“Ostensibly the most successful of them was Paul Ben Haim. The Yemenite element, for example, in his music and that of members of his generation is amended with a Western hand, it undergoes modernization – which is what was also demanded of the Arab Jewish immigrants: to be secular and modern. Precisely what they were not.
“This demand reflected a binary concept in our culture: What is secular is modern, and what is religious – pre-modern. There was presumably an ingathering of exiles: Jerusalem, Yemen, Persia – these exiles came together in European music. Come and be Zionists, was the message, but like us. Give up your identity. And you can hear that in the music. Every citation of Ben Haim confirms the intra-Zionist hierarchy between whites and blacks, Europeans and Arab Jews, Jews and Arabs.”
And were there any exceptions?
“There were. Josef Tal for example. He couldn’t switch over from being oppressed – a Jew in Germany in the 1920s – to being an oppressor. Tal was a modernist, and at the same time, in the spirit of his legacy from Schoenberg, he didn’t favor severance from the past, and did it only for the purpose of dismantling the discourse from within. Instead of being nationalistic, his style was non-nationalistic, instead of tonal – non-tonal. Andre Hajdu is also different. He’s the only composer in the world who can read rabbinical texts on his own and set them to music. In him you can see how the liturgical sources are stronger than the nationalist arguments.
“And when nationalism collapses there’s no such thing as ‘Jew’ versus ‘non-Jew,’ but rather a dialectical movement. Composers such as Tal, Alexander Boskovitz, Tzvi Avni or Hajdu understood that in order to leave the ghetto of nationalist discourse they had to abandon the direct historical line that leads from destruction to redemption, and in its stead adopt a musical syntax that would be the common denominator for the two forces: Arab Jewish music and modernist composition.

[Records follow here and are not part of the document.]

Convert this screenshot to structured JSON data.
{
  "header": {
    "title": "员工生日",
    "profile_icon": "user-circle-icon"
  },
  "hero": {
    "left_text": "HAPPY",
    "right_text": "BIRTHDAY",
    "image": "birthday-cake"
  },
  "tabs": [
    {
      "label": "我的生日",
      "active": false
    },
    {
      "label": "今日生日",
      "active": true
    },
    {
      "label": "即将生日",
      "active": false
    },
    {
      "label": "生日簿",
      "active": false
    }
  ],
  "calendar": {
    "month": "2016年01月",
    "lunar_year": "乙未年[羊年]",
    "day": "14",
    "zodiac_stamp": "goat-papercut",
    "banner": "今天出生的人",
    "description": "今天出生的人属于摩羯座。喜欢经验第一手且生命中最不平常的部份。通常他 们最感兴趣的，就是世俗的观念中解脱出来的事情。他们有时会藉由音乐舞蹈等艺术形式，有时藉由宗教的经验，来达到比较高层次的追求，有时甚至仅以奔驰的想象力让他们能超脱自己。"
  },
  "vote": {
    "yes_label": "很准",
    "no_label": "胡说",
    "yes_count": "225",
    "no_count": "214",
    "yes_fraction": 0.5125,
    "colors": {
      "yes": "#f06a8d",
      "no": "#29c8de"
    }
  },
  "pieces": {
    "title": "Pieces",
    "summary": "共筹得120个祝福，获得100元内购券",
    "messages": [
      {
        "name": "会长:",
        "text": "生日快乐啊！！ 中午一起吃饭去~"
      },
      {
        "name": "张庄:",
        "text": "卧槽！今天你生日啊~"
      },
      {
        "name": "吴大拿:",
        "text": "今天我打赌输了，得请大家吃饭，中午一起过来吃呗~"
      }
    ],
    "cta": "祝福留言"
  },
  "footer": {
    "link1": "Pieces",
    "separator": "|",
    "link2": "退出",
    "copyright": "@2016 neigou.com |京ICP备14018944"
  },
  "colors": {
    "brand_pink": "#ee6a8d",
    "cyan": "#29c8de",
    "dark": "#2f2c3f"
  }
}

“When the European collapses, it is replaced by the mythical East, the Arab Jewish musical culture – and this time not as a citation. The tendency was to objectify non-Western music, in other words to use Eastern liturgical musical sources in Western works. Objectification means turning the Arab Jewish source into a Western image of the East by means of a tonal filter that distorts it.”